A 3-dimensional object with six congruent square-shaped face dimensions of all 6 square faces of the cube is the same. A cube can also be called a regular hexahedron or a square prism. A cube can be anything from an ice cube to a Rubik's cube to a conventional dice. Let's start with a cube and its formulae, followed by a few solved examples and practice questions. Now the question arises what the definition of the cube is? A cube is a three-dimensional permanent structure with six square faces; all sides are the same length. It is one of the five platonic solids and a regular hexahedron. 6 Six square faces, eight vertices, and twelve edges make up the form. Because a cube is a square with all sides the same length, width, and height are all the same measurement. The faces of a cube have a common boundary known as the edge, which is regarded as the edge's bounding line. The shape of the cube is considered cubic, and it is also the fact that the cube is considered a block where all the lengths, breadth and height parameters are the same.
Surface Area and Volume of the Cube
For any shape, the Area of the shape is defined as the region it occupies on the plane. Because a cube is a three-dimensional object, its occupies Area will be on a three-dimensional plane. Because a cube has six faces, we must compute the surface area of the cube covered by each face. The formula is simple and easy to understand
Let A be the edge of the cube
Area of its one surface = a2
And also cube, has 4 lateral surface
Lateral surface area =4 X Area of the one face
The Total Surface Area =LSA + Area of top and bottom faces
Now we are calculating the volume of the cube as it is well known it is the space contained in it; if a thing is cubical and we need to submerge any substance in it, like water, then the amount of water in gallons to be retained in the object is computed by its volume. The volume formula is as follows:
It is given by the volume of the cube: a3
Properties of the Cube
What is the Difference Between a Cube and a Square?
The main distinction between the square and the cube is that the square is a two-dimensional figure with just two dimensions (length and width), whereas the cube is a three3-dimensional shape with three dimensions (length, breadth, and height). The cube is formed from a square.
Some Solved Examples
Find a cube's surface area and volume with a side length of 12 cm.
Provided, a = 12 cm on either side
As a result, using the cube's surface area and volume equations, we may write;
Surface Area = 6a2 = 6(12)2 = 6(144) = 864 cm2.
Volume =a3 = 123 = 1728 cm3
Determine the side length of a cube with a volume of 512 cm3.

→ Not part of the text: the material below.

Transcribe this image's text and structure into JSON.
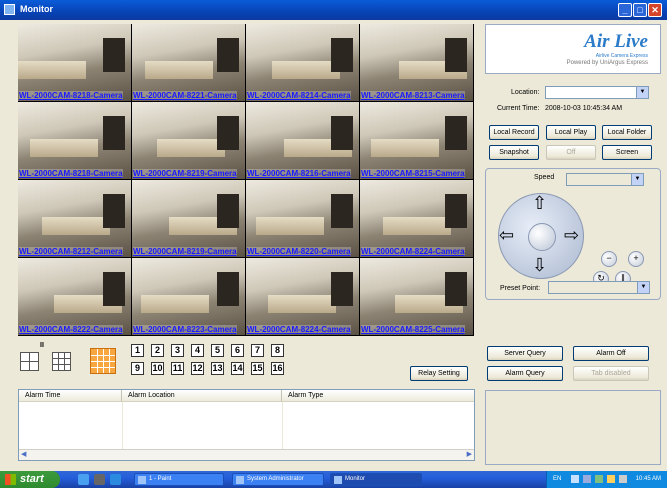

Given: cube volume, v = 512 cm2.
We know that the formula for the volume of a cube is a3 cubic units.
As a result, 512 = a3.
The number 512 may be written as 83.
83 = a3 Hence, a= 8
Consequently, the side length of the cube, a = 8 cm.
Every side of a cuboid is equivalent to 10 cm. What is the cube's volume?
Let's use the formula to get the volume of a cube with a side of a. Volume of a cube = a3 = 10 X10 X10 = 1000 cm3.
A cube contains eleven nets, There are eleven methods to flattening a hollowed cube by removing seven edges. The cube is the cell of four Euclid spaces' sole regular tiling. It is also the only Plato solid with faces with an even number of sides, making it the only zonohedron among the Basic shapes (every face has point symmetry). A cube's vertices can be divided into two groups of four, each producing a regular triangular prism known as a demi cube. The Stella octangular is a regular compound formed by these two elements. The two intersect to make a regular octahedron. A regular tetrahedron's symmetries correspond to those of a cube, which maps each tetrahedron to itself; the cube's additional symmetry map the two to each other.
The cube's skeleton (vertices and edges) produces the cube graph, which has eight vertices and 12 edges. It is a subset of the hypercube graph. It is one of 5 Platonic graphs, each a skeleton of its Platonic solid. The three-dimensional k-ARY Hamming graph, the cube graph for k = 2, is an extension. This type of graph may be found in the theory of parallel processing in computers.
The Diagonal of the Cube
A cube has two kinds of diagonals: facing diagonal lines and major diagonals. The diagonal of a cube is the line that connects the cube's opposite corners. A diagonally facing is a line that connects the opposing vertex of a cube's face and is a square root two times the length of a cube's side. The major diagonal is the straight path that connects the opposing vertices and passes through the center of the cube, and it equals the cube root of 3 times the length of a cube's side. The cubes have a total of Twelve face diagonals due to their six faces.